In the EU, however, there are also countries where real wages have not increased – on the contrary, in some countries real wages have declined. Employees can actually afford less than in the past for their pay. The worst situation is now in Greece, where real wages have fallen by almost 23%. Cyprus, Portugal, Croatia, Spain, and Italy have also seen a substantial decrease. All these countries have high, double-digit unemployment rates.
In which countries are real wages expected to grow in 2017?
Wages in the EU are generally sluggish, but a slight recovery in new member states can be expected. Different salary growth rates are also confirmed by Paylab.com, which has been monitoring CEE salaries for several years via a network of local salary portals. According to Paylab’s data, overall wages in the Czech Republic, for instance, have risen by 12% over the last three years, while only by 1% in Finland.
According to the forecast by the WSI institute and the Hans-Böckler-Stiftung foundation, the CEE region will have the biggest real wage growth in the EU in 2017, too. The most significant real wage increase is expected in Romania – by as much as 8.3%. Other countries with positive forecasts are Hungary (+4%), Latvia (+3.7%), Bulgaria (+3.6%), and Slovakia (+2.5%).
Faster real wage growth in the CEE region is also related to the fact that wages in these countries have been low for a long time, and are gradually catching up with the rest of the EU. But they are still significantly lower than in Western Europe. These countries have also attracted many new investors in recent years, leading to new jobs and lower unemployment. In terms of the regional labour market – employers are beginning to face a shortage of qualified labour in certain sectors. This also improves the bargaining position of employees, as they are more sought after than in the past.
Regarding forecasts, many experts wonder why real wages are not growing faster in the Eurozone countries, especially now that their economies are picking up. The Eurozone recovery has not yet been reflected in higher salaries for employees.
Ferdinando Giugliano, who writes about the European economy for Bloomberg, states in his article that the most widespread reason why wage growth in the Eurozone is so slow is that the economy is far from recovery. Average unemployment in the euro area, although declining, remains at 9.3%, well above pre-crisis levels. Another reason, according to Giugliano, is the low inflation rate, which has languished in recent years. Employees and trade unions have therefore lost the argument for regularly increasing wages to compensate for inflation.

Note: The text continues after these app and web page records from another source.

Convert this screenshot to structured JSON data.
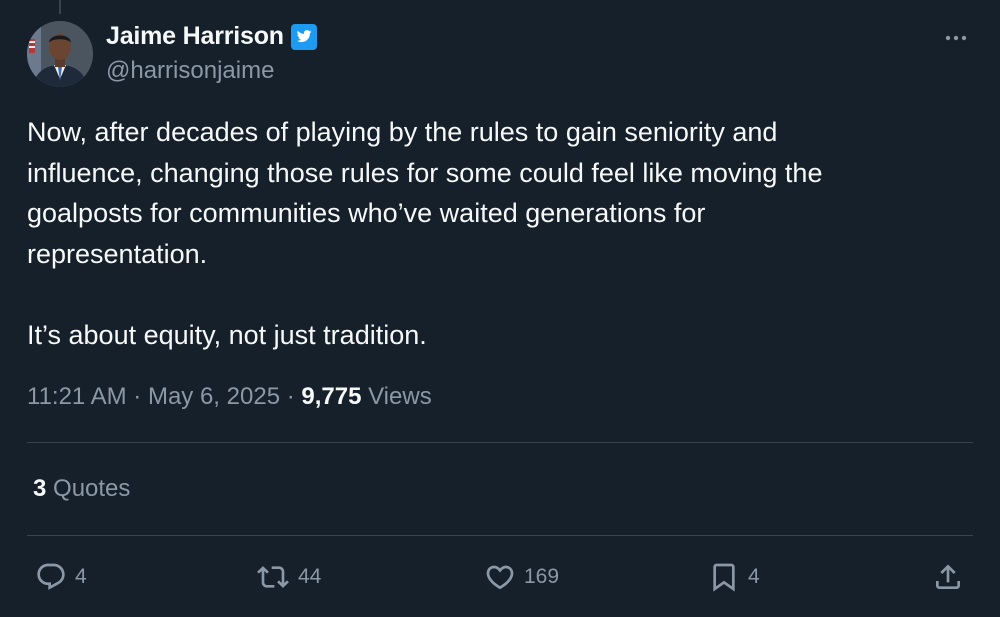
{
  "author": {
    "display_name": "Jaime Harrison",
    "handle": "@harrisonjaime",
    "verified": true
  },
  "tweet": {
    "text": "Now, after decades of playing by the rules to gain seniority and\ninfluence, changing those rules for some could feel like moving the\ngoalposts for communities who’ve waited generations for\nrepresentation.\n\nIt’s about equity, not just tradition.",
    "time": "11:21 AM",
    "separator": " · ",
    "date": "May 6, 2025",
    "views_count": "9,775",
    "views_label": " Views"
  },
  "quotes": {
    "count": "3",
    "label": " Quotes"
  },
  "actions": {
    "reply_count": "4",
    "retweet_count": "44",
    "like_count": "169",
    "bookmark_count": "4"
  },
  "icons": {
    "verified": "verified-badge-icon",
    "more": "more-options-icon",
    "reply": "reply-icon",
    "retweet": "retweet-icon",
    "like": "heart-icon",
    "bookmark": "bookmark-icon",
    "share": "share-icon"
  },
  "colors": {
    "background": "#15202b",
    "text_primary": "#f7f9f9",
    "text_secondary": "#8b98a5",
    "divider": "#38444d",
    "verified_blue": "#1d9bf0"
  }
}
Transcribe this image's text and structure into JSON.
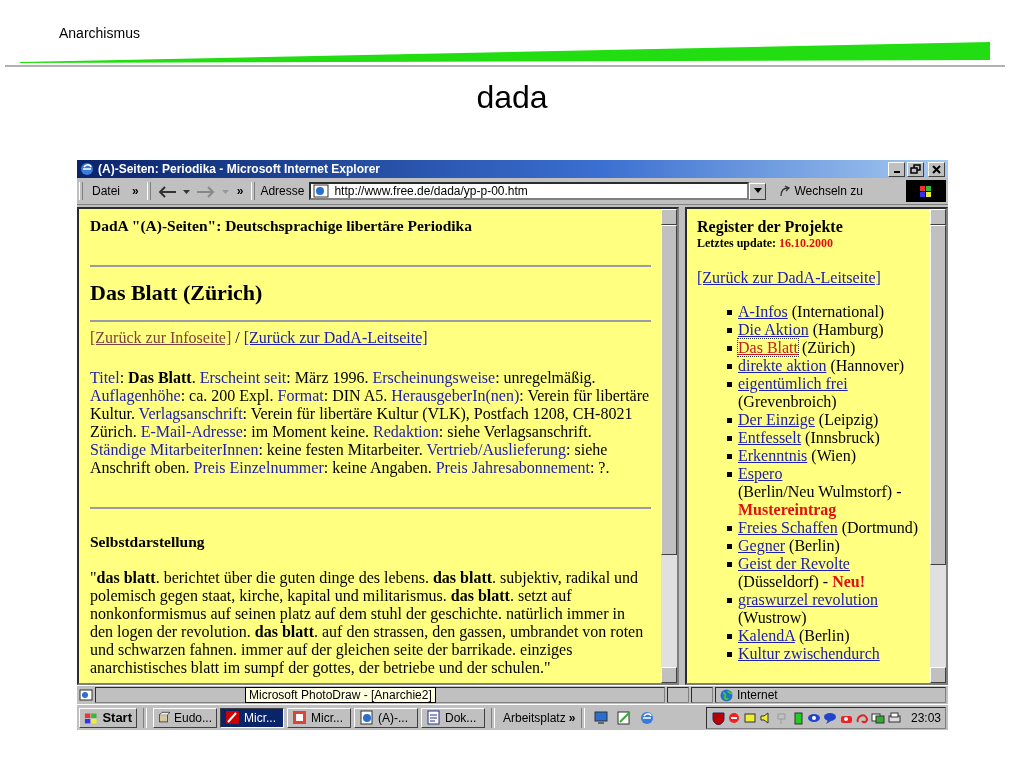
{
  "slide": {
    "header": "Anarchismus",
    "title": "dada"
  },
  "window": {
    "title": "(A)-Seiten: Periodika - Microsoft Internet Explorer"
  },
  "toolbar": {
    "menu": "Datei",
    "more_menu": "»",
    "more_nav": "»",
    "address_label": "Adresse",
    "address": "http://www.free.de/dada/yp-p-00.htm",
    "go": "Wechseln zu"
  },
  "main_frame": {
    "heading": "DadA \"(A)-Seiten\": Deutschsprachige libertäre Periodika",
    "title": "Das Blatt (Zürich)",
    "links": [
      {
        "text": "[Zurück zur Infoseite]",
        "visited": true
      },
      {
        "text": "[Zurück zur DadA-Leitseite]",
        "visited": false
      }
    ],
    "link_separator": "/",
    "fields": [
      {
        "label": "Titel",
        "text": ": **Das Blatt**."
      },
      {
        "label": "Erscheint seit",
        "text": ": März 1996."
      },
      {
        "label": "Erscheinungsweise",
        "text": ": unregelmäßig."
      },
      {
        "label": "Auflagenhöhe",
        "text": ": ca. 200 Expl."
      },
      {
        "label": "Format",
        "text": ": DIN A5."
      },
      {
        "label": "HerausgeberIn(nen)",
        "text": ": Verein für libertäre Kultur."
      },
      {
        "label": "Verlagsanschrift",
        "text": ": Verein für libertäre Kultur (VLK), Postfach 1208, CH-8021 Zürich."
      },
      {
        "label": "E-Mail-Adresse",
        "text": ": im Moment keine."
      },
      {
        "label": "Redaktion",
        "text": ": siehe Verlagsanschrift."
      },
      {
        "label": "Ständige MitarbeiterInnen",
        "text": ": keine festen Mitarbeiter."
      },
      {
        "label": "Vertrieb/Auslieferung",
        "text": ": siehe Anschrift oben."
      },
      {
        "label": "Preis Einzelnummer",
        "text": ": keine Angaben."
      },
      {
        "label": "Preis Jahresabonnement",
        "text": ": ?."
      }
    ],
    "section_title": "Selbstdarstellung",
    "quote": "\"**das blatt**. berichtet über die guten dinge des lebens. **das blatt**. subjektiv, radikal und polemisch gegen staat, kirche, kapital und militarismus. **das blatt**. setzt auf nonkonformismus auf seinen platz auf dem stuhl der geschichte. natürlich immer in den logen der revolution. **das blatt**. auf den strassen, den gassen, umbrandet von roten und schwarzen fahnen. immer auf der gleichen seite der barrikade. einziges anarchistisches blatt im sumpf der gottes, der betriebe und der schulen.\""
  },
  "side_frame": {
    "title": "Register der Projekte",
    "update_label": "Letztes update:",
    "update_date": "16.10.2000",
    "back_link": "[Zurück zur DadA-Leitseite]",
    "projects": [
      {
        "name": "A-Infos",
        "place": "(International)",
        "focused": false
      },
      {
        "name": "Die Aktion",
        "place": "(Hamburg)",
        "focused": false
      },
      {
        "name": "Das Blatt",
        "place": "(Zürich)",
        "focused": true
      },
      {
        "name": "direkte aktion",
        "place": "(Hannover)",
        "focused": false
      },
      {
        "name": "eigentümlich frei",
        "place": "(Grevenbroich)",
        "focused": false
      },
      {
        "name": "Der Einzige",
        "place": "(Leipzig)",
        "focused": false
      },
      {
        "name": "Entfesselt",
        "place": "(Innsbruck)",
        "focused": false
      },
      {
        "name": "Erkenntnis",
        "place": "(Wien)",
        "focused": false
      },
      {
        "name": "Espero",
        "place": "(Berlin/Neu Wulmstorf) -",
        "note": "Mustereintrag",
        "focused": false
      },
      {
        "name": "Freies Schaffen",
        "place": "(Dortmund)",
        "focused": false
      },
      {
        "name": "Gegner",
        "place": "(Berlin)",
        "focused": false
      },
      {
        "name": "Geist der Revolte",
        "place": "(Düsseldorf) -",
        "note": "Neu!",
        "focused": false
      },
      {
        "name": "graswurzel revolution",
        "place": "(Wustrow)",
        "focused": false
      },
      {
        "name": "KalendA",
        "place": "(Berlin)",
        "focused": false
      },
      {
        "name": "Kultur zwischendurch",
        "focused": false
      }
    ]
  },
  "status_bar": {
    "zone": "Internet"
  },
  "taskbar": {
    "start": "Start",
    "buttons": [
      {
        "label": "Eudo...",
        "active": false
      },
      {
        "label": "Micr...",
        "active": true
      },
      {
        "label": "Micr...",
        "active": false
      },
      {
        "label": "(A)-...",
        "active": false
      },
      {
        "label": "Dok...",
        "active": false
      }
    ],
    "toolbar_label": "Arbeitsplatz",
    "more": "»",
    "clock": "23:03",
    "tooltip": "Microsoft PhotoDraw - [Anarchie2]"
  }
}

The international Paylab salary portal recommends that employees regularly compare their salary levels with other employees in the same position in the region, as the value of a job position also depends on supply and demand in the local labour market. Some jobs are more attractive in the market, so their wages are developing faster than others. Paylab has prepared a video for employees with tips on when it’s time to negotiate their salary.